In the period from the 9th to the 11th century, Kamień was a wooden – earth hillfort belonging to the Wolinian tribe. Then, until 1187, it was the seat of the West Pomeranian dukes, captured by Bolesław Krzywousty in 1120. In 1176 it became the seat of the bishopric moved from Wolin, and from 1295 it was under the Wołogoszcz Duchy.
The town walls in Kamień Pomorski were built in the first half of the 14th century. The works were probably started in connection with the Brandenburg threat, although the need to build fortifications was already signaled in the foundation privilege of prince Barnim I of 1274. Due to this tardiness, in 1308 the unsecured town was captured and plundered by the Brandenburg army. After this event, work began on erecting brick fortifications on three sides of the town (there was a palisade from the water side). At the same time, works related to the fortification of the cathedral complex were carried out. Presumably, the construction of the fortifications of the town and the cathedral was completed only in the 15th century. At that time, the curtains were raised, the towers and the Wolin Gate were rebuilt.
The town and its fortifications suffered major damages during the Thirty Years War of 1618-1648. In 1637 Kamień was taken over by the Swedes, because the medieval defense system has already lost its importance. In 1640, the Swedes made the town surrounded by early modern bastion fortifications. They were demolished in 1794. Medieval town gates were demolished in the first half of the 19th century in order to be used for building material. The town walls from the south and east were demolished in 1918-1920, in the northern part they were often used as back walls for new buildings.

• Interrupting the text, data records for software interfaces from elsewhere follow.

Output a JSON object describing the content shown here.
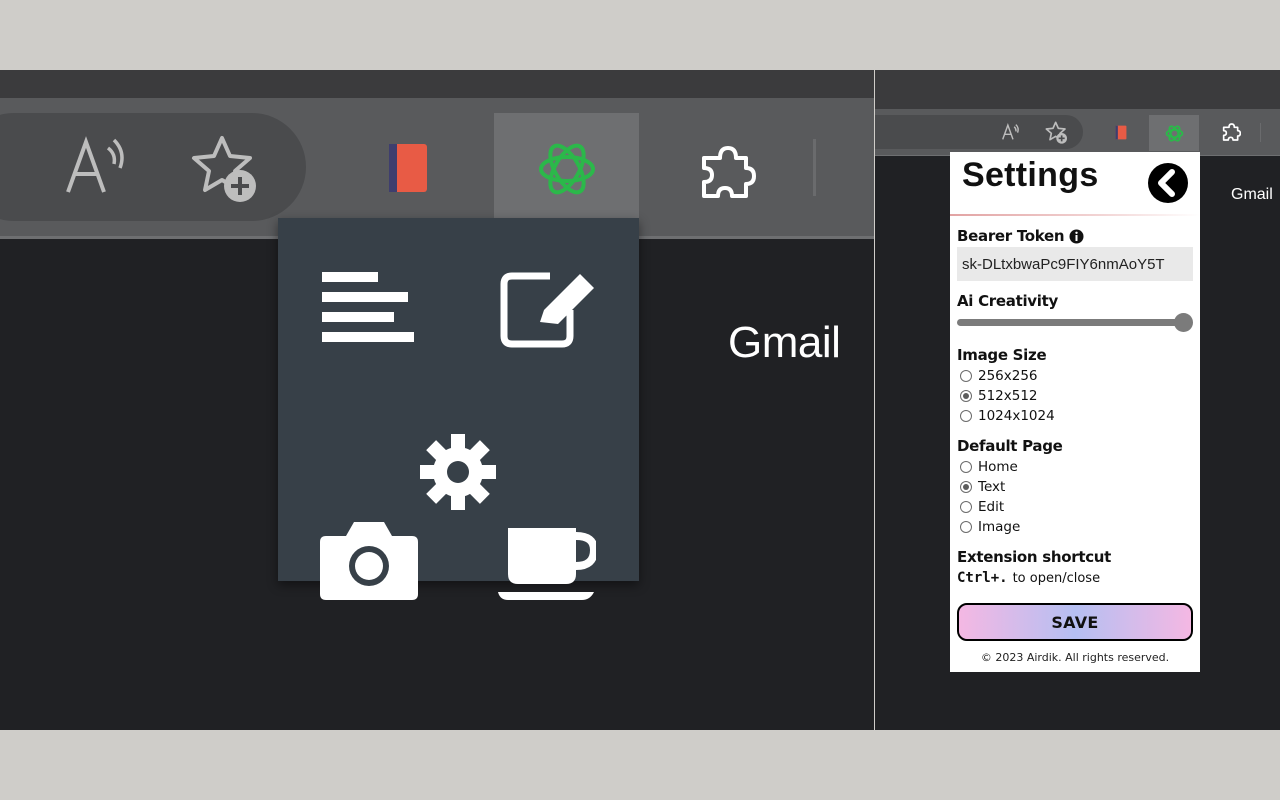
{
  "left_view": {
    "gmail_label": "Gmail",
    "popup_menu": {
      "items": [
        {
          "icon": "text-lines-icon"
        },
        {
          "icon": "edit-pencil-icon"
        },
        {
          "icon": "gear-icon"
        },
        {
          "icon": "camera-icon"
        },
        {
          "icon": "coffee-cup-icon"
        }
      ]
    }
  },
  "right_view": {
    "gmail_label": "Gmail"
  },
  "settings": {
    "title": "Settings",
    "bearer_token": {
      "label": "Bearer Token",
      "value": "sk-DLtxbwaPc9FIY6nmAoY5T"
    },
    "ai_creativity": {
      "label": "Ai Creativity",
      "value": 1.0
    },
    "image_size": {
      "label": "Image Size",
      "options": [
        "256x256",
        "512x512",
        "1024x1024"
      ],
      "selected": "512x512"
    },
    "default_page": {
      "label": "Default Page",
      "options": [
        "Home",
        "Text",
        "Edit",
        "Image"
      ],
      "selected": "Text"
    },
    "shortcut": {
      "label": "Extension shortcut",
      "key": "Ctrl+.",
      "description": "to open/close"
    },
    "save_label": "SAVE",
    "copyright": "© 2023 Airdik. All rights reserved."
  },
  "colors": {
    "gpt_green": "#2bb84a",
    "red_extension": "#e85b45",
    "popup_bg": "#374048"
  }
}
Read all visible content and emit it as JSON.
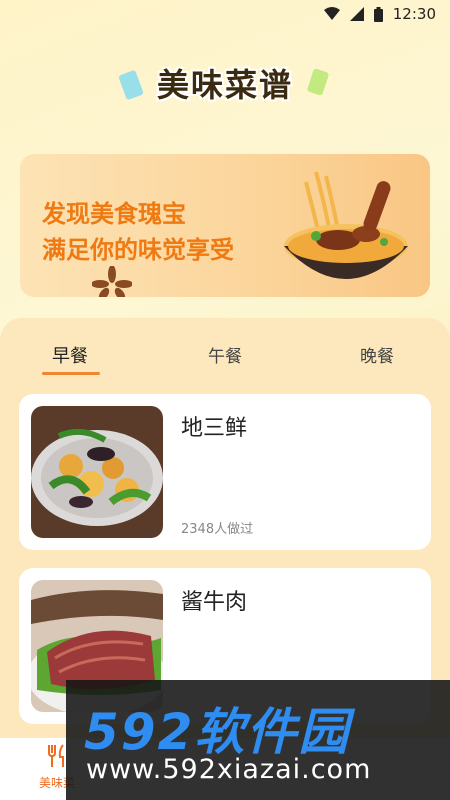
{
  "status_bar": {
    "time": "12:30"
  },
  "app": {
    "title": "美味菜谱"
  },
  "banner": {
    "line1": "发现美食瑰宝",
    "line2": "满足你的味觉享受"
  },
  "tabs": [
    {
      "label": "早餐",
      "active": true
    },
    {
      "label": "午餐",
      "active": false
    },
    {
      "label": "晚餐",
      "active": false
    }
  ],
  "recipes": [
    {
      "name": "地三鲜",
      "made_count": "2348人做过"
    },
    {
      "name": "酱牛肉",
      "made_count": ""
    }
  ],
  "bottom_nav": [
    {
      "label": "美味菜",
      "icon": "fork-knife-icon",
      "active": true
    }
  ],
  "watermark": {
    "brand": "592软件园",
    "url": "www.592xiazai.com"
  },
  "colors": {
    "accent": "#ef7a12",
    "panel": "#fde8bd",
    "tab_underline": "#f0872e",
    "watermark_blue": "#2f8cf0"
  }
}
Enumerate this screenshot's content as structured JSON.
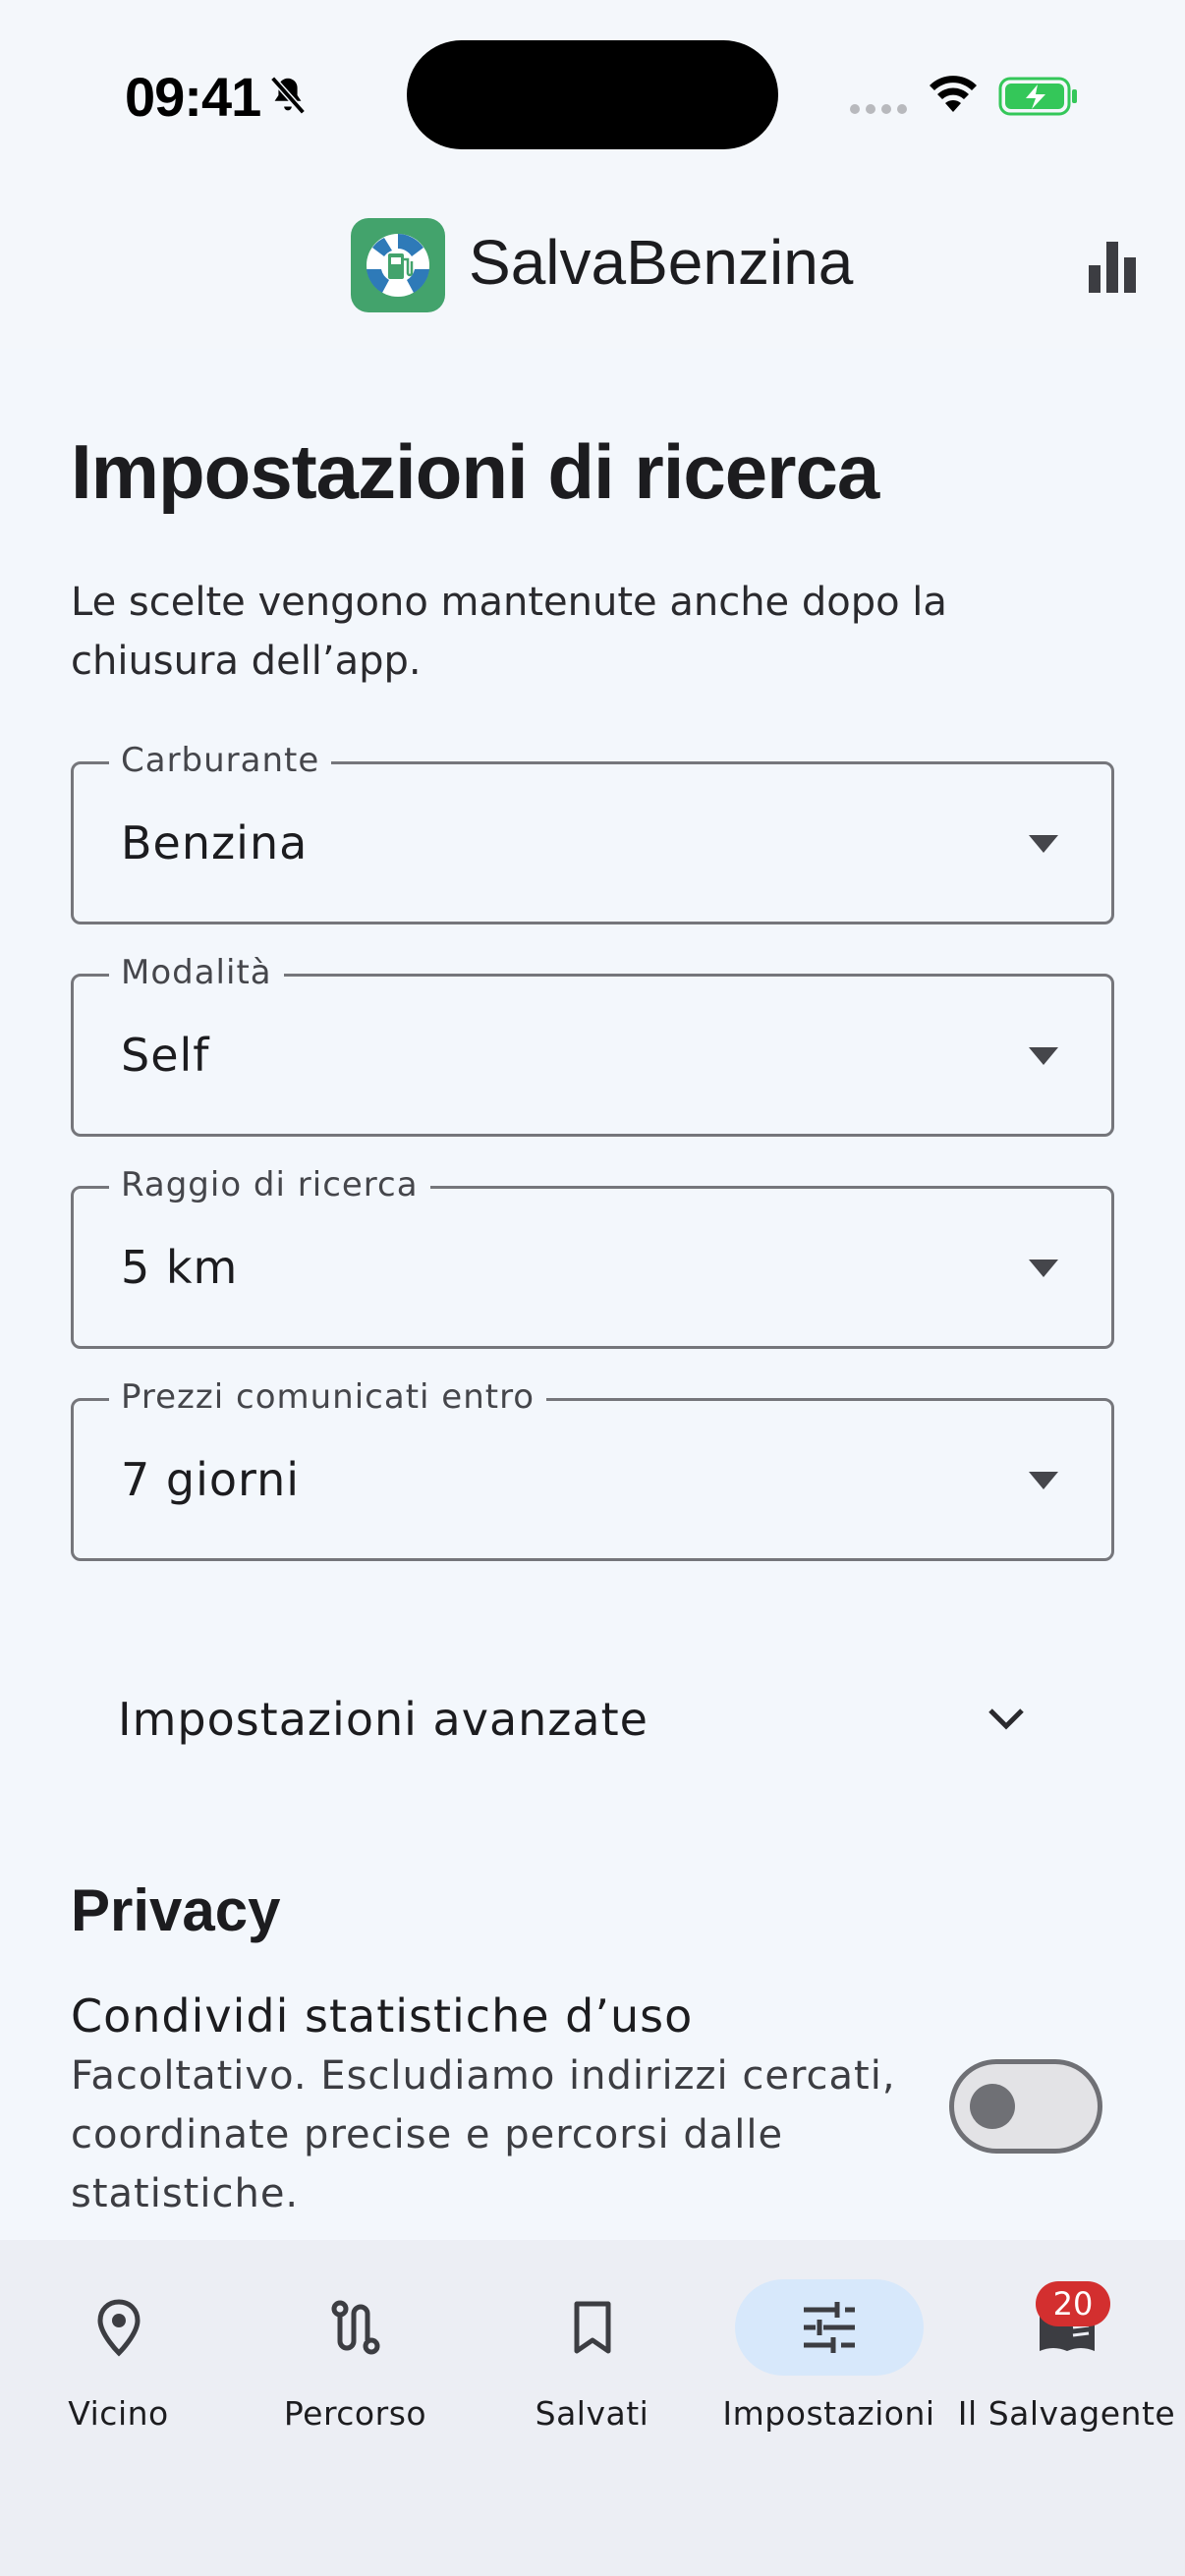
{
  "status_bar": {
    "time": "09:41"
  },
  "app_bar": {
    "title": "SalvaBenzina",
    "logo_icon": "fuel-lifebuoy-icon",
    "action_icon": "bar-chart-icon"
  },
  "page": {
    "title": "Impostazioni di ricerca",
    "description": "Le scelte vengono mantenute anche dopo la chiusura dell’app."
  },
  "fields": [
    {
      "label": "Carburante",
      "value": "Benzina"
    },
    {
      "label": "Modalità",
      "value": "Self"
    },
    {
      "label": "Raggio di ricerca",
      "value": "5 km"
    },
    {
      "label": "Prezzi comunicati entro",
      "value": "7 giorni"
    }
  ],
  "advanced": {
    "label": "Impostazioni avanzate",
    "expanded": false
  },
  "privacy": {
    "title": "Privacy",
    "share_stats": {
      "title": "Condividi statistiche d’uso",
      "description": "Facoltativo. Escludiamo indirizzi cercati, coordinate precise e percorsi dalle statistiche.",
      "enabled": false
    }
  },
  "bottom_nav": {
    "items": [
      {
        "label": "Vicino",
        "icon": "location-pin-icon",
        "active": false
      },
      {
        "label": "Percorso",
        "icon": "route-icon",
        "active": false
      },
      {
        "label": "Salvati",
        "icon": "bookmark-icon",
        "active": false
      },
      {
        "label": "Impostazioni",
        "icon": "sliders-icon",
        "active": true
      },
      {
        "label": "Il Salvagente",
        "icon": "book-icon",
        "active": false,
        "badge": "20"
      }
    ]
  },
  "colors": {
    "background": "#f3f7fc",
    "brand": "#43a36c",
    "active_pill": "#d7e8fb",
    "badge": "#d32f2f"
  }
}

The city was founded on the plan of an irregular polygon, from the north and west protected by the waters of the lagoon and a fairly high escarpment, and on the other sides by a double moat separated by an earth rampart. The length of the defensive walls was originally about 1040 meters, not including the fortifications of the cathedral and chapter buildings, located in the eastern part of the town.
The defensive wall was at least 5 meters high. Its original finial is unknown, it can only be assumed that it had the form of a wall-walk hidden behind the battlement. After the curtains were raised at the end of the Middle Ages, a simple parapet pierced with loop holes, probably adapted to the use of small firearms, was created. The wall was reinforced with eight towers, including three from the side of the lagoon (Rybacka, Miejska, Maślana). From the south, the most endangered side, the wall had five towers. They had a cylindrical, closed and open form form from the inside.
Initially, there were two main gates leading to the town: Woli Gate from the west and Cathedral Gate from the east, and the smaller ones: Monaastery, Buttery and Fishery wicket gates from the side of the Lagoon. The Wolin Gate finally obtained the form of a building on a quadrilateral plan with a passage in the ground floor, flanked by a two-part tower with four quadrilateral and three cylindrical storeys.
Fragments of the defensive wall along the Kamień Lagoon and the gate with the Wolin Tower have survived to this day. Since 2001, it houses the Museum of Stones, which provides visitors with a rich collection of minerals and fossils, precious and semi-precious stones, skeletons of dinosaurs, meteors, and an exhibition of medieval military. An additional attraction are two observation terraces. The system of double moats is still visible on the southern side of the town.
Architektura gotycka w Polsce, red. M.Arszyński, T.Mroczko, Warszawa 1995.
Pilch J., Kowalski S., Leksykon zabytków Pomorza Zachodniego i ziemi lubuskiej, Warszawa 2012.